**GOAL OF THE EXERCISE**
Pull every line with "content" from the entries below.

Interface dataset entries:

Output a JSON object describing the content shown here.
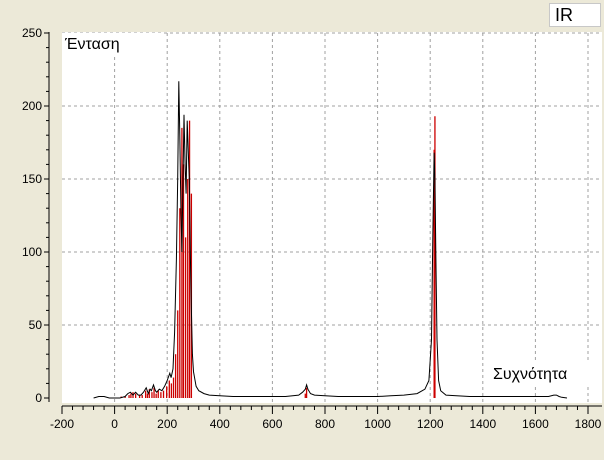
{
  "badge": "IR",
  "chart_data": {
    "type": "line",
    "title": "",
    "xlabel": "Συχνότητα",
    "ylabel": "Ένταση",
    "xlim": [
      -200,
      1800
    ],
    "ylim": [
      0,
      250
    ],
    "x_ticks": [
      -200,
      0,
      200,
      400,
      600,
      800,
      1000,
      1200,
      1400,
      1600,
      1800
    ],
    "y_ticks": [
      0,
      50,
      100,
      150,
      200,
      250
    ],
    "grid": true,
    "series": [
      {
        "color": "#000000",
        "x": [
          -80,
          -60,
          -40,
          -20,
          0,
          20,
          40,
          50,
          60,
          70,
          80,
          90,
          100,
          110,
          120,
          128,
          135,
          140,
          148,
          155,
          160,
          170,
          180,
          190,
          200,
          210,
          215,
          222,
          228,
          235,
          240,
          244,
          248,
          252,
          256,
          260,
          264,
          268,
          272,
          276,
          280,
          284,
          288,
          292,
          296,
          300,
          310,
          320,
          340,
          360,
          400,
          450,
          500,
          550,
          600,
          650,
          700,
          715,
          725,
          730,
          735,
          745,
          760,
          800,
          850,
          900,
          950,
          1000,
          1050,
          1100,
          1150,
          1180,
          1195,
          1205,
          1210,
          1215,
          1218,
          1222,
          1226,
          1232,
          1240,
          1260,
          1300,
          1350,
          1400,
          1450,
          1500,
          1550,
          1600,
          1650,
          1670,
          1680,
          1690,
          1700,
          1720
        ],
        "y": [
          0,
          1,
          1,
          0,
          0,
          0,
          1,
          3,
          4,
          2,
          4,
          2,
          2,
          4,
          7,
          3,
          6,
          5,
          9,
          5,
          4,
          6,
          5,
          8,
          12,
          17,
          14,
          20,
          45,
          95,
          150,
          217,
          180,
          130,
          100,
          150,
          194,
          160,
          140,
          190,
          170,
          150,
          100,
          60,
          30,
          18,
          8,
          5,
          3,
          2,
          1.5,
          1,
          1,
          1,
          1,
          1,
          2,
          4,
          6,
          9,
          6,
          3,
          2,
          1.5,
          1,
          1,
          1,
          1,
          1.5,
          2,
          3,
          6,
          12,
          40,
          110,
          168,
          150,
          90,
          40,
          12,
          5,
          2,
          1.5,
          1,
          1,
          1,
          1,
          1,
          1,
          1,
          2,
          2,
          1,
          0.5,
          0
        ]
      },
      {
        "color": "#cc0000",
        "x": [
          25,
          40,
          55,
          62,
          70,
          80,
          95,
          105,
          118,
          125,
          132,
          142,
          150,
          158,
          166,
          176,
          186,
          198,
          208,
          216,
          224,
          232,
          240,
          248,
          256,
          262,
          270,
          278,
          285,
          292,
          725,
          730,
          1215,
          1218
        ],
        "y": [
          1,
          1,
          2,
          3,
          4,
          3,
          2,
          2,
          5,
          3,
          6,
          4,
          7,
          3,
          5,
          4,
          5,
          8,
          12,
          10,
          14,
          30,
          60,
          130,
          185,
          160,
          110,
          150,
          190,
          140,
          3,
          7,
          170,
          193
        ]
      }
    ]
  }
}
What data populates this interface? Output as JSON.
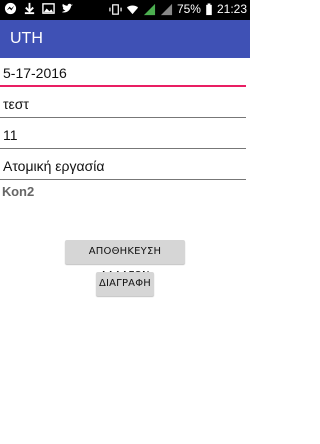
{
  "status_bar": {
    "battery_percent": "75%",
    "time": "21:23",
    "left_icons": [
      "messenger-icon",
      "download-icon",
      "image-icon",
      "twitter-icon"
    ],
    "right_icons": [
      "vibrate-icon",
      "wifi-icon",
      "signal-icon",
      "signal-icon",
      "battery-icon"
    ]
  },
  "app_bar": {
    "title": "UTH"
  },
  "form": {
    "date": "5-17-2016",
    "name": "τεστ",
    "number": "11",
    "type": "Ατομική εργασία",
    "code": "Κοn2"
  },
  "buttons": {
    "save_label": "ΑΠΟΘΗΚΕΥΣΗ ΑΛΛΑΓΩΝ",
    "delete_label": "ΔΙΑΓΡΑΦΗ"
  },
  "colors": {
    "primary": "#3f51b5",
    "accent": "#e91e63"
  }
}
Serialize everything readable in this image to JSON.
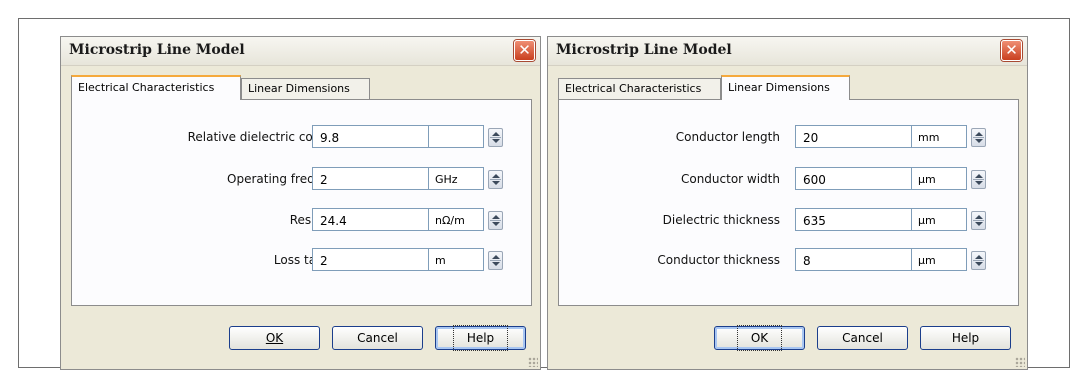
{
  "dialogs": [
    {
      "title": "Microstrip Line Model",
      "tabs": [
        "Electrical Characteristics",
        "Linear Dimensions"
      ],
      "active_tab": "Electrical Characteristics",
      "fields": [
        {
          "label": "Relative dielectric constant",
          "value": "9.8",
          "unit": ""
        },
        {
          "label": "Operating frequency",
          "value": "2",
          "unit": "GHz"
        },
        {
          "label": "Resistivity",
          "value": "24.4",
          "unit": "nΩ/m"
        },
        {
          "label": "Loss tangent",
          "value": "2",
          "unit": "m"
        }
      ],
      "buttons": {
        "ok": "OK",
        "cancel": "Cancel",
        "help": "Help"
      },
      "focused_button": "Help"
    },
    {
      "title": "Microstrip Line Model",
      "tabs": [
        "Electrical Characteristics",
        "Linear Dimensions"
      ],
      "active_tab": "Linear Dimensions",
      "fields": [
        {
          "label": "Conductor length",
          "value": "20",
          "unit": "mm"
        },
        {
          "label": "Conductor width",
          "value": "600",
          "unit": "µm"
        },
        {
          "label": "Dielectric thickness",
          "value": "635",
          "unit": "µm"
        },
        {
          "label": "Conductor thickness",
          "value": "8",
          "unit": "µm"
        }
      ],
      "buttons": {
        "ok": "OK",
        "cancel": "Cancel",
        "help": "Help"
      },
      "focused_button": "OK"
    }
  ],
  "icons": {
    "close": "close-icon",
    "spinner": "spin-arrows-icon",
    "resize": "resize-grip-icon"
  },
  "colors": {
    "tab_accent": "#f5a93c",
    "close_button": "#c9401f",
    "dialog_bg": "#ece9d8",
    "field_border": "#7f9db9"
  }
}
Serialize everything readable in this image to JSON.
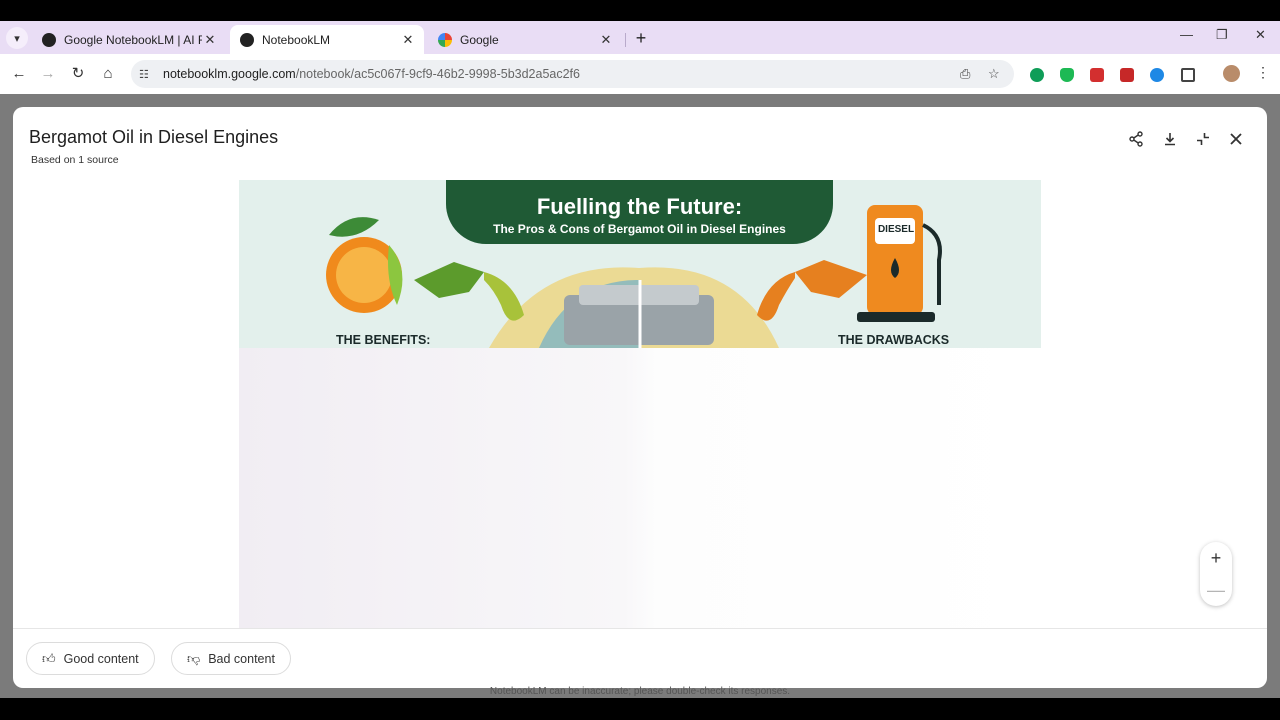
{
  "browser": {
    "tabs": [
      {
        "title": "Google NotebookLM | AI Resea",
        "favicon": "notebooklm-icon"
      },
      {
        "title": "NotebookLM",
        "favicon": "notebooklm-icon"
      },
      {
        "title": "Google",
        "favicon": "google-icon"
      }
    ],
    "url_domain": "notebooklm.google.com",
    "url_path": "/notebook/ac5c067f-9cf9-46b2-9998-5b3d2a5ac2f6"
  },
  "dialog": {
    "title": "Bergamot Oil in Diesel Engines",
    "subtitle": "Based on 1 source",
    "actions": [
      "share-icon",
      "download-icon",
      "collapse-icon",
      "close-icon"
    ]
  },
  "infographic": {
    "title": "Fuelling the Future:",
    "subtitle": "The Pros & Cons of Bergamot Oil in Diesel Engines",
    "left_label": "THE BENEFITS:",
    "right_label": "THE DRAWBACKS",
    "pump_label": "DIESEL"
  },
  "feedback": {
    "good_label": "Good content",
    "bad_label": "Bad content"
  },
  "disclaimer": "NotebookLM can be inaccurate; please double-check its responses.",
  "colors": {
    "tabbar": "#e9ddf5",
    "banner": "#1f5a35",
    "dialog_bg": "#ffffff"
  }
}
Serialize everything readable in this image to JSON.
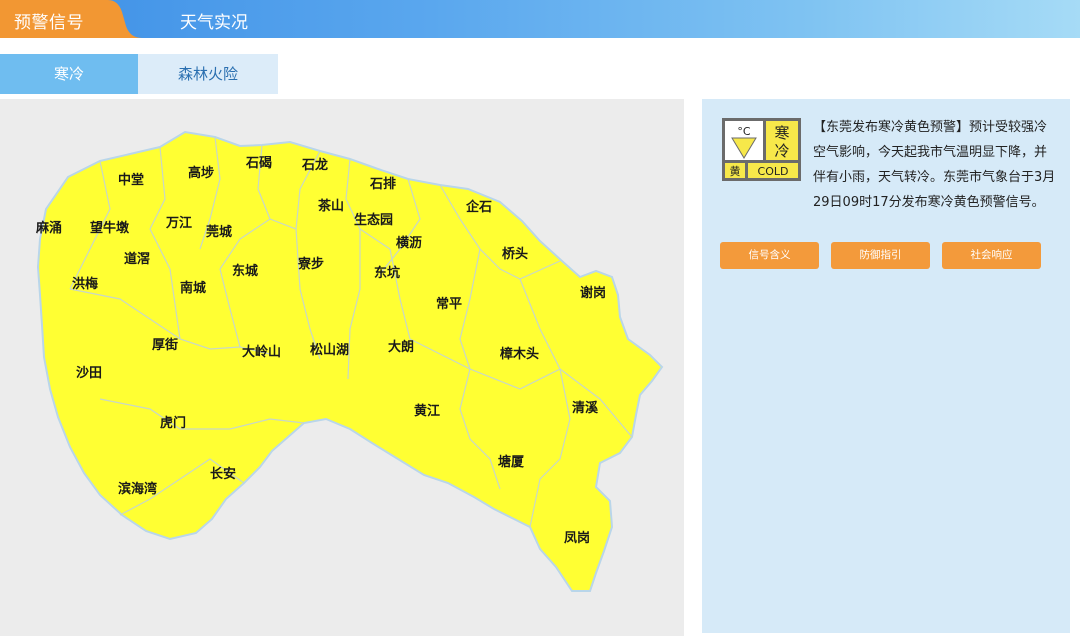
{
  "header": {
    "active_tab": "预警信号",
    "other_tab": "天气实况",
    "active_color": "#f29733"
  },
  "subtabs": [
    {
      "label": "寒冷",
      "active": true
    },
    {
      "label": "森林火险",
      "active": false
    }
  ],
  "map": {
    "fill_color": "#ffff33",
    "regions": [
      "中堂",
      "高埗",
      "石碣",
      "石龙",
      "石排",
      "麻涌",
      "望牛墩",
      "万江",
      "莞城",
      "茶山",
      "生态园",
      "企石",
      "横沥",
      "道滘",
      "东城",
      "寮步",
      "东坑",
      "桥头",
      "洪梅",
      "南城",
      "常平",
      "谢岗",
      "厚街",
      "大岭山",
      "松山湖",
      "大朗",
      "樟木头",
      "沙田",
      "黄江",
      "清溪",
      "虎门",
      "塘厦",
      "长安",
      "滨海湾",
      "凤岗"
    ]
  },
  "warning": {
    "icon": {
      "unit": "°C",
      "char1": "寒",
      "char2": "冷",
      "level": "黄",
      "label": "COLD"
    },
    "text": "【东莞发布寒冷黄色预警】预计受较强冷空气影响，今天起我市气温明显下降，并伴有小雨，天气转冷。东莞市气象台于3月29日09时17分发布寒冷黄色预警信号。"
  },
  "buttons": {
    "meaning": "信号含义",
    "guide": "防御指引",
    "response": "社会响应",
    "color": "#f39a3b"
  }
}
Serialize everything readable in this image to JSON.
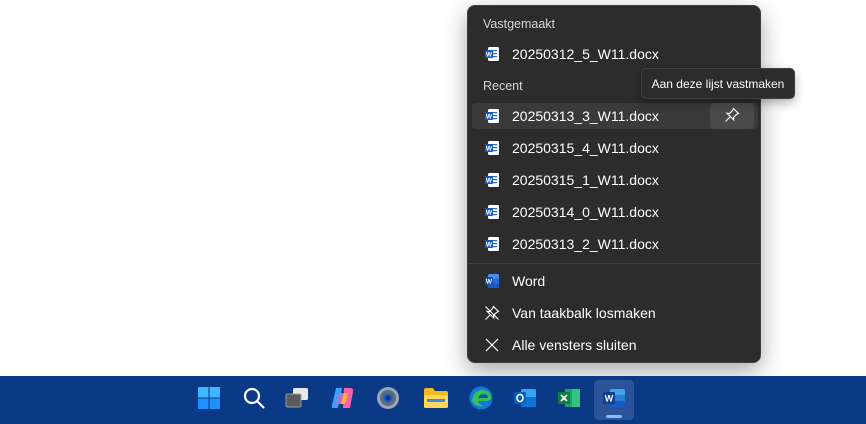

**TASK SOLUTION**
Output a JSON object describing the content shown here.
    "good_label": "Good content",
    "bad_label": "Bad content"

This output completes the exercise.